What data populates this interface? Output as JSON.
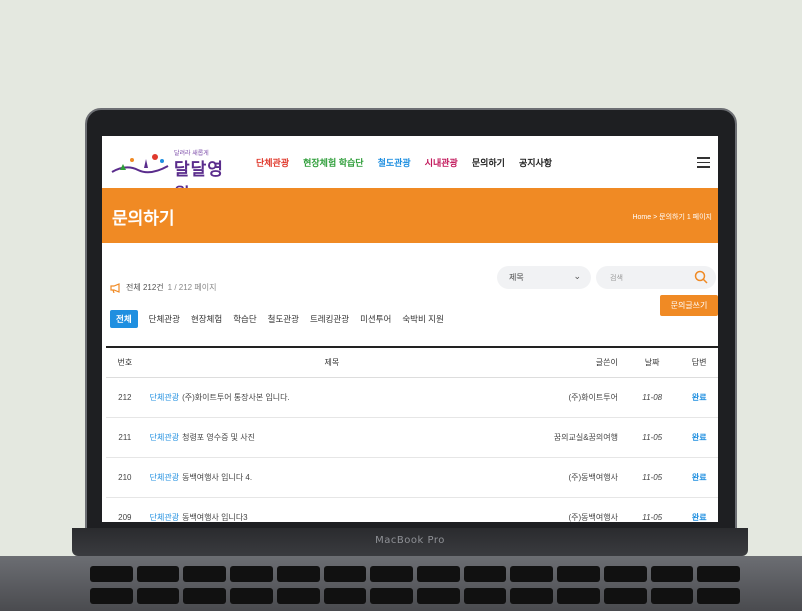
{
  "device": {
    "brand": "MacBook Pro"
  },
  "header": {
    "logo_tagline": "달려라 새롭게",
    "logo_text": "달달영월",
    "nav": [
      {
        "label": "단체관광",
        "color": "#e0392c"
      },
      {
        "label": "현장체험 학습단",
        "color": "#2f9e3a"
      },
      {
        "label": "철도관광",
        "color": "#1f8fe0"
      },
      {
        "label": "시내관광",
        "color": "#c2185b"
      },
      {
        "label": "문의하기",
        "color": "#222222"
      },
      {
        "label": "공지사항",
        "color": "#222222"
      }
    ]
  },
  "banner": {
    "title": "문의하기",
    "breadcrumb": "Home > 문의하기 1 페이지"
  },
  "toolbar": {
    "total": "전체 212건",
    "page_info": "1 / 212 페이지",
    "select_value": "제목",
    "search_placeholder": "검색",
    "write_label": "문의글쓰기"
  },
  "tabs": [
    "전체",
    "단체관광",
    "현장체험",
    "학습단",
    "철도관광",
    "트레킹관광",
    "미션투어",
    "숙박비 지원"
  ],
  "table": {
    "headers": {
      "no": "번호",
      "title": "제목",
      "author": "글쓴이",
      "date": "날짜",
      "answer": "답변"
    },
    "rows": [
      {
        "no": "212",
        "category": "단체관광",
        "title": "(주)화이트투어 통장사본 입니다.",
        "author": "(주)화이트투어",
        "date": "11-08",
        "answer": "완료"
      },
      {
        "no": "211",
        "category": "단체관광",
        "title": "청령포 영수증 및 사진",
        "author": "꿈의교실&꿈의여행",
        "date": "11-05",
        "answer": "완료"
      },
      {
        "no": "210",
        "category": "단체관광",
        "title": "동백여행사 입니다 4.",
        "author": "(주)동백여행사",
        "date": "11-05",
        "answer": "완료"
      },
      {
        "no": "209",
        "category": "단체관광",
        "title": "동백여행사 입니다3",
        "author": "(주)동백여행사",
        "date": "11-05",
        "answer": "완료"
      }
    ]
  },
  "colors": {
    "accent": "#f08a24",
    "link": "#1f8fe0"
  }
}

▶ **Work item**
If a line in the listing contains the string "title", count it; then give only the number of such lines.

▶ **Output**
6